Each line that includes "your" must be copied from the records.

(Web page and app entries)
┄┄┄┄┄┄┄┄┄┄┄┄┄┄┄┄┄┄┄┄

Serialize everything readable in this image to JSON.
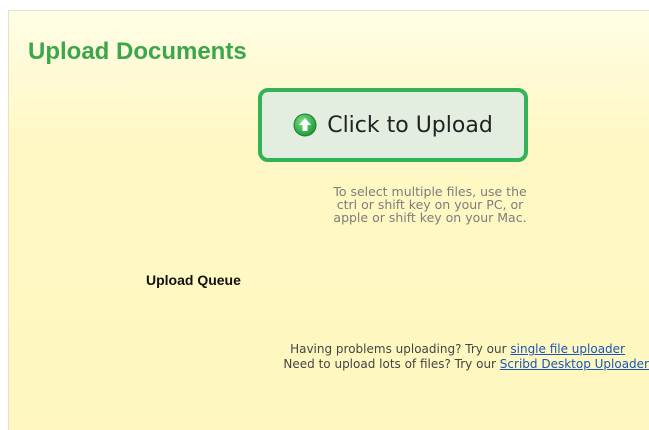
{
  "upload_panel": {
    "title": "Upload Documents",
    "upload_button": {
      "label": "Click to Upload",
      "icon": "up-arrow-circle-icon"
    },
    "hint": [
      "To select multiple files, use the",
      "ctrl or shift key on your PC, or",
      "apple or shift key on your Mac."
    ],
    "queue_label": "Upload Queue",
    "help": {
      "line1_prefix": "Having problems uploading? Try our ",
      "line1_link": "single file uploader",
      "line2_prefix": "Need to upload lots of files? Try our ",
      "line2_link": "Scribd Desktop Uploader"
    },
    "colors": {
      "title": "#3aa74a",
      "button_border": "#34b257",
      "button_bg": "#e3eee0",
      "panel_bg": "#fff8c4",
      "link": "#1a56b8"
    }
  }
}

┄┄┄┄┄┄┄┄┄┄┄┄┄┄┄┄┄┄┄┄

• COMPLETED TASK:
      "ctrl or shift key on your PC, or",
      "apple or shift key on your Mac."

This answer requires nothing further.